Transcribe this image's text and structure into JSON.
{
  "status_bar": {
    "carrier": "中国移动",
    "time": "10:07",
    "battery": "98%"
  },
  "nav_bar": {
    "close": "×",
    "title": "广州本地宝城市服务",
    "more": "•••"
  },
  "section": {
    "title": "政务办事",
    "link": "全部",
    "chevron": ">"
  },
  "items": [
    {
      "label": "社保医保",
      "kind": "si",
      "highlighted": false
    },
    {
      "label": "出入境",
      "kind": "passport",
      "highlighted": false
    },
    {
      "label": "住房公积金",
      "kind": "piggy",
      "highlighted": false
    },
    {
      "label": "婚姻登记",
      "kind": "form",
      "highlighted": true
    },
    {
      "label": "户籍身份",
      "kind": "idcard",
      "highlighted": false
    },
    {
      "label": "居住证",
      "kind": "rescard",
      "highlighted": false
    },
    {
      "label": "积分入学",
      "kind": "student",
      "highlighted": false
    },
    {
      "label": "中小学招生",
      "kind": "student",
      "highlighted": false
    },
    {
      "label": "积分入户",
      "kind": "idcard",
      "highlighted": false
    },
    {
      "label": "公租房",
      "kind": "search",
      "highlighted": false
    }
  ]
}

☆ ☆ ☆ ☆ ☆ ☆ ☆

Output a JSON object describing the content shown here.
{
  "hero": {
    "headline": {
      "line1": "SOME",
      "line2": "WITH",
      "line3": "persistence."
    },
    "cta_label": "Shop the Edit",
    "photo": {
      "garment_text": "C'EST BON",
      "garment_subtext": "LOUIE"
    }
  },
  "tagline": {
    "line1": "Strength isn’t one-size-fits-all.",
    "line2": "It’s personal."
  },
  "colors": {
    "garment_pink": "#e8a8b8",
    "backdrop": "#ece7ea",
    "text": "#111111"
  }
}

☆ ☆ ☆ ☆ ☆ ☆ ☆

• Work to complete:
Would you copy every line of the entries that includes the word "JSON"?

• Written response:
Transcribe this image's text and structure into JSON.
Output a JSON object describing the content shown here.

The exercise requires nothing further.